|Shermer's book is great...||Wayne|
Sep 23, 2002 3:10 AM
|I've already read it. Funny how Rand has her own "religious" cult following now, and apparently was a fairly intolerant person herself (and hypocrite).|
|typified by the 80s "greed is good" mentality||ColnagoFE|
Sep 23, 2002 7:06 AM
|Not that big of a fan personally. Ever see the South Park episode where Officer Barbrady learns to read in order to solve a crime and then later comes across Ayn Rand's The Fountainhead and after reading it decides never to read again? Hilarious!|
|Was that the...||Wayne|
Sep 23, 2002 9:52 AM
|chicken f**ker episode? If so that was a good one.
People who equate Rand with "greed is good", don't get it. The essence of Rand is that the goal of your life is your own personal happiness. In work this means doing something that you love and striving to do it well.
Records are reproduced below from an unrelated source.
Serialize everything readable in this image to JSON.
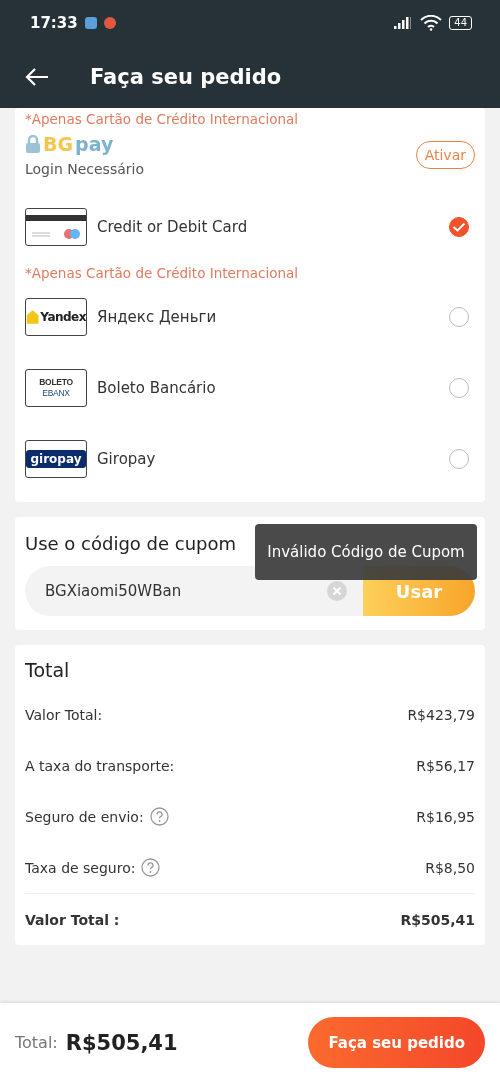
{
  "status_bar": {
    "time": "17:33",
    "battery": "44"
  },
  "header": {
    "title": "Faça seu pedido"
  },
  "payment_items": [
    {
      "kind": "note",
      "text": "*Apenas Cartão de Crédito  Internacional"
    },
    {
      "kind": "wallet",
      "logo": [
        "BG",
        "pay"
      ],
      "subtitle": "Login Necessário",
      "action": "Ativar"
    },
    {
      "kind": "method",
      "logo": {
        "kind": "card"
      },
      "label": "Credit or Debit Card",
      "selected": true
    },
    {
      "kind": "note",
      "text": "*Apenas Cartão de Crédito  Internacional"
    },
    {
      "kind": "method",
      "logo": {
        "kind": "yandex",
        "text": [
          "Yandex"
        ]
      },
      "label": "Яндекс Деньги",
      "selected": false
    },
    {
      "kind": "method",
      "logo": {
        "kind": "boleto",
        "text": [
          "BOLETO",
          "EBANX"
        ]
      },
      "label": "Boleto Bancário",
      "selected": false
    },
    {
      "kind": "method",
      "logo": {
        "kind": "giropay",
        "text": [
          "giropay"
        ]
      },
      "label": "Giropay",
      "selected": false
    }
  ],
  "coupon": {
    "title": "Use o código de cupom",
    "value": "BGXiaomi50WBan",
    "button": "Usar"
  },
  "toast": "Inválido Código de Cupom",
  "totals": {
    "title": "Total",
    "rows": [
      {
        "label": "Valor Total:",
        "value": "R$423,79",
        "help": false,
        "kind": "line"
      },
      {
        "label": "A taxa do transporte:",
        "value": "R$56,17",
        "help": false,
        "kind": "line"
      },
      {
        "label": "Seguro de envio:",
        "value": "R$16,95",
        "help": true,
        "kind": "line"
      },
      {
        "label": "Taxa de seguro:",
        "value": "R$8,50",
        "help": true,
        "kind": "line"
      },
      {
        "label": "Valor Total :",
        "value": "R$505,41",
        "help": false,
        "kind": "total"
      }
    ]
  },
  "footer": {
    "label": "Total:",
    "amount": "R$505,41",
    "button": "Faça seu pedido"
  }
}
That should bring you wealth, but it's not about money for money's sake which is what greed implies.
|rand was used a lot in the 80s to justify that mentality though||ColnagoFE|
Sep 23, 2002 12:11 PM
|sure it was a perversion of what she was saying, but I can see how someone can get that out of what she says if you do a surface scan of it and don't really analyze the whole message.|
|I think Rand will probably never be excepted...||Wayne|
Sep 24, 2002 3:04 AM
|by more than a small minority of even the "thinking" people in society who analyze what and why they have the political/social beliefs they do. Liberals don't like her because of her "enlightened self-interest". Although liberals I think tend not to be nearly as "Christian" as conservatives in ideology, they take the "I am my brother's keeper" way more seriously. This is clearly a principle rejected by objectivism. On the other hand, conservatives, who ideologically are more aligned with objectivism reject her because of her anti-religion position.|| |